Varicose veins are a common condition that can cause discomfort and pain, especially for people with diabetes. Diabetes is a chronic disease that affects the way the body processes sugar, leading to poor circulation, nerve damage, and other complications. In this article, we will discuss how to manage varicose veins when you have diabetes.
Keep Your Blood Sugar Levels Under Control
Managing your blood sugar levels is the most critical step in preventing and managing complications associated with diabetes, including varicose veins. High blood sugar levels can damage the blood vessels in your legs, leading to poor circulation and making it harder for your body to heal. By keeping your blood sugar levels under control through a healthy diet, regular exercise, and medication, you can prevent or delay the onset of varicose veins.
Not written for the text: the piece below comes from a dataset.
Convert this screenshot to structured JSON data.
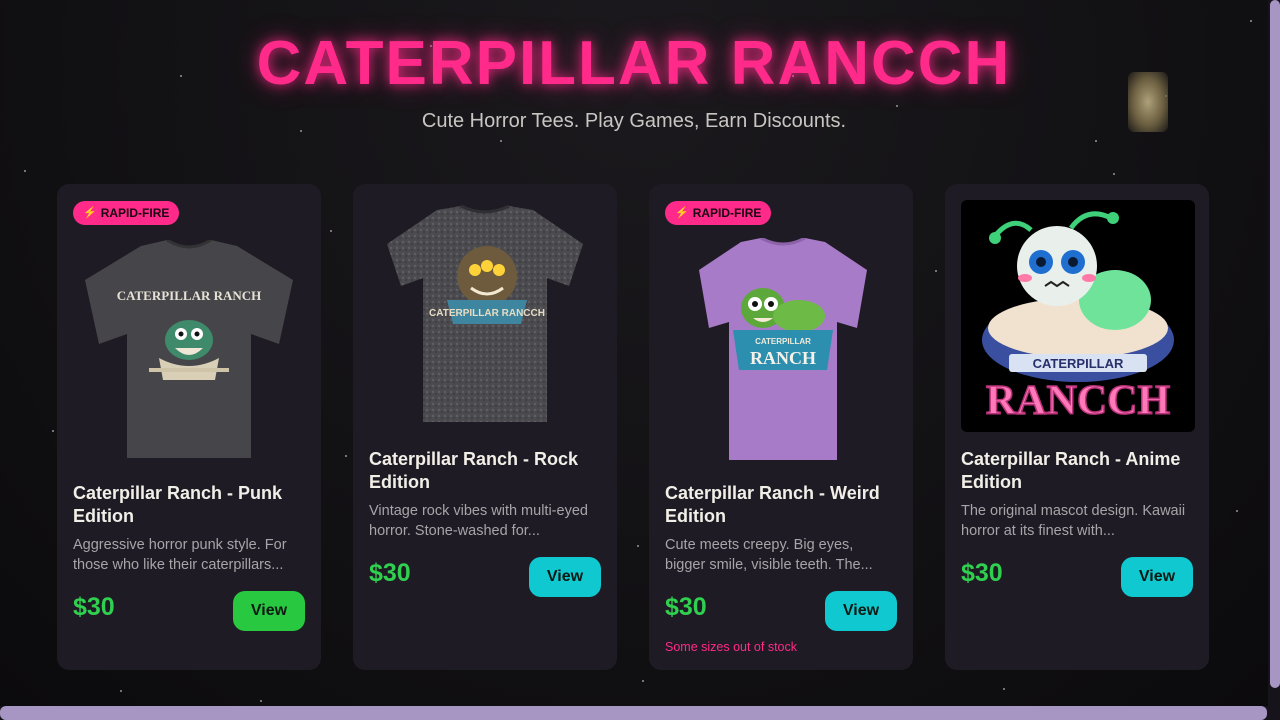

Wear Compression Stockings
Compression stockings are specially designed to improve blood flow in the legs and reduce swelling. They work by applying pressure to the legs, which helps to support the veins and prevent blood from pooling. If you have diabetes and varicose veins, wearing compression stockings can help to reduce the risk of developing complications such as ulcers and alleviate symptoms such as pain and swelling.
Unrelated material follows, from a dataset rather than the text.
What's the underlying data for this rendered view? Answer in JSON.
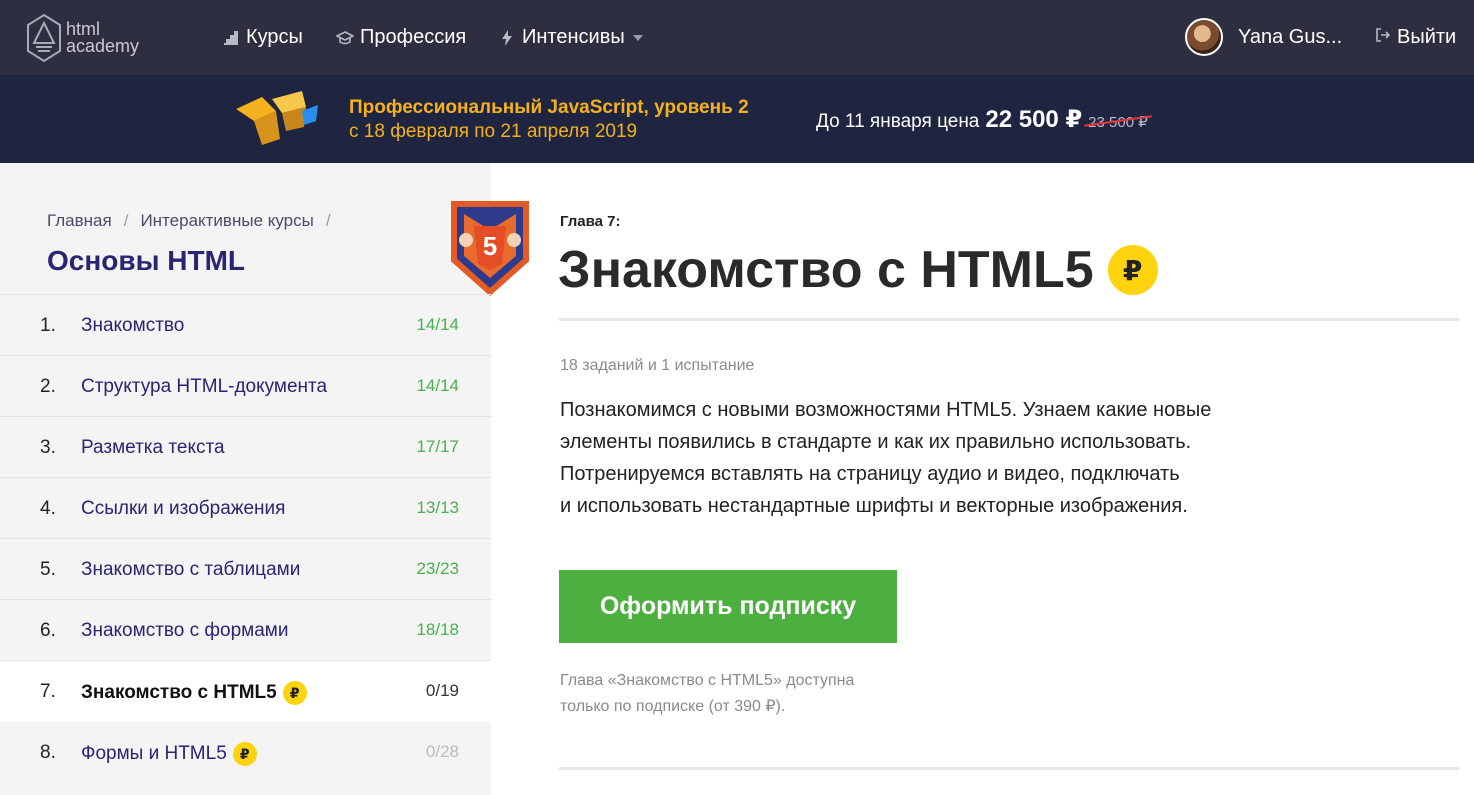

Regular exercise is essential for maintaining good cardiovascular health and improving blood flow in the legs. Incorporate low-impact exercises such as walking, cycling, or swimming into your daily routine. These activities will help to strengthen the muscles in your legs and improve circulation, reducing the risk of developing varicose veins.
Elevate Your Legs
Elevating your legs is an effective way to reduce swelling and improve blood flow in the legs. If possible, prop your feet up on a stool or a stack of books while you work. This will help to reduce the pressure on the veins in your legs and improve circulation.
Manage Your Weight
Maintaining a healthy weight is essential for people with diabetes, as it helps to improve blood sugar control and reduce the risk of complications such as varicose veins. If you are overweight, losing weight through a healthy diet and regular exercise can help to reduce the pressure on your veins and improve circulation.
Dehydration can cause the blood to thicken, making it harder for it to flow through the veins. To prevent this, drink plenty of water throughout the day. This will help to keep the blood thin and flowing smoothly, reducing the risk of developing varicose veins.
Check Your Feet Daily
People with diabetes are at a higher risk of developing foot complications, including ulcers and infections. Check your feet daily for any signs of redness, swelling, or wounds. If you notice any changes, consult your healthcare provider immediately.
In conclusion, managing varicose veins when you have diabetes requires a comprehensive approach that includes maintaining good blood sugar control, wearing compression stockings, exercising regularly, elevating your legs, managing your weight, staying hydrated, and checking your feet daily. If you experience persistent symptoms, it is essential to seek advice from a qualified healthcare professional.